|WO2006083471A2 *||Jan 4, 2006||Aug 10, 2006||Kensey Nash Corp||Coring device for preserving living tissue|
|WO2013051015A2||Jun 12, 2012||Apr 11, 2013||Atodaria Pradipkumar Raghuvirsinh||An improved hair transplantation instrument for making multiple slits /incisions in a single stroke|
|U.S. Classification||606/186, 606/187|
|International Classification||A61B17/32, A61F2/10, A61B17/34, A61B17/20|
|Cooperative Classification||A61B17/32053, A61F2/10, A61B17/3468, A61B17/3211, A61B17/205, A61B17/32093|
|European Classification||A61B17/3209F, A61B17/3205G, A61B17/3211|

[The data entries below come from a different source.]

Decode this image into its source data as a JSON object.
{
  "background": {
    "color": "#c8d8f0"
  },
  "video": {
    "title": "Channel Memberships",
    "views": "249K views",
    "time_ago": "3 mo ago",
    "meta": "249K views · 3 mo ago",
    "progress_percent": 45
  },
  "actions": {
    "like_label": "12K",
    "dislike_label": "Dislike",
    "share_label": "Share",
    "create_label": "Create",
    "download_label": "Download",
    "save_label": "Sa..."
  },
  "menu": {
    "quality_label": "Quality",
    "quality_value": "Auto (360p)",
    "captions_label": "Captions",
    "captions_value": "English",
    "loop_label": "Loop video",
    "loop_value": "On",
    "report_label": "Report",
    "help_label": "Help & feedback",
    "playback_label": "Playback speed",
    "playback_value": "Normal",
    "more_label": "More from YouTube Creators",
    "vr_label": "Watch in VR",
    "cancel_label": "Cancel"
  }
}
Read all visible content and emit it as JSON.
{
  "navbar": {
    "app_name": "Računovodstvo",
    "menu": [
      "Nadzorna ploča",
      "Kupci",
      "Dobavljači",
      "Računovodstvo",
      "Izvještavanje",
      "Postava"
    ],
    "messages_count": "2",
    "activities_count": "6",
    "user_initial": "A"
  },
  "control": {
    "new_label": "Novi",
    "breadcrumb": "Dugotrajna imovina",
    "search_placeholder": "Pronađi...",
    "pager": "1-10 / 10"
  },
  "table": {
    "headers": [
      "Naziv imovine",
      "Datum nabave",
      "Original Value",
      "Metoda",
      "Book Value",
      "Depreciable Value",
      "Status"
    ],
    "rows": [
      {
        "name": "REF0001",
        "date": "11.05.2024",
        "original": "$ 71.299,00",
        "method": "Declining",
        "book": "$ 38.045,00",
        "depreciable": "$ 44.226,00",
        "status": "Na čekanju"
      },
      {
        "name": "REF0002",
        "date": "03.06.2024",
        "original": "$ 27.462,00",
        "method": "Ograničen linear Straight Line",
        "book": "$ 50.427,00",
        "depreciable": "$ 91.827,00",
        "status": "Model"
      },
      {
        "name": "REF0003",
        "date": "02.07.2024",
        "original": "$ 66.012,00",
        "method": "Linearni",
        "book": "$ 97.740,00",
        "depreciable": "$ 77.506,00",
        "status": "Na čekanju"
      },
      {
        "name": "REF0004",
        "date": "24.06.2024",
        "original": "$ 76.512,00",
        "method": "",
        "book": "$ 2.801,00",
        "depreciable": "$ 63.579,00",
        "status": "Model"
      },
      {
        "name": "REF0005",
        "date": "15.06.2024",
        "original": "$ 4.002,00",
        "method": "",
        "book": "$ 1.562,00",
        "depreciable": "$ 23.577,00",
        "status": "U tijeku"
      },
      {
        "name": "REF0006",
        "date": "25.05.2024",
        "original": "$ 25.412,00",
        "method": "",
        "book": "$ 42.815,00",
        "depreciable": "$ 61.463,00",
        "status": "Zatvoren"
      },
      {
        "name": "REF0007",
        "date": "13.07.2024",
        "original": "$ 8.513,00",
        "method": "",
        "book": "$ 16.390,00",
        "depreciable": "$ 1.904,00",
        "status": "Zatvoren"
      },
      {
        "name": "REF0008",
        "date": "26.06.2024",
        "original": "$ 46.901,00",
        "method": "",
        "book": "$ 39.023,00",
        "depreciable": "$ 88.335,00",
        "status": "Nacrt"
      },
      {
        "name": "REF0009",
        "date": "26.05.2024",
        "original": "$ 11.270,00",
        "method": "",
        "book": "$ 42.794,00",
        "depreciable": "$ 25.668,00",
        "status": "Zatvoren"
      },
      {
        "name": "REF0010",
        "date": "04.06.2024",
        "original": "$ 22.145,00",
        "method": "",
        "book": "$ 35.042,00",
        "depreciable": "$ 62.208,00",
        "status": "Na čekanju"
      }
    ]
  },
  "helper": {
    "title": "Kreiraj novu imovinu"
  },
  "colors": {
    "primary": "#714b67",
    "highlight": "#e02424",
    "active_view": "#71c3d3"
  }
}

|Jan 26, 2001||AS||Assignment|
Owner name: MICRO STAMPING CORPORATION, NEW JERSEY
Free format text: ASSIGNMENT OF ASSIGNORS INTEREST;ASSIGNOR:TRANSUE, JAMES A.;REEL/FRAME:011616/0001
Effective date: 20010125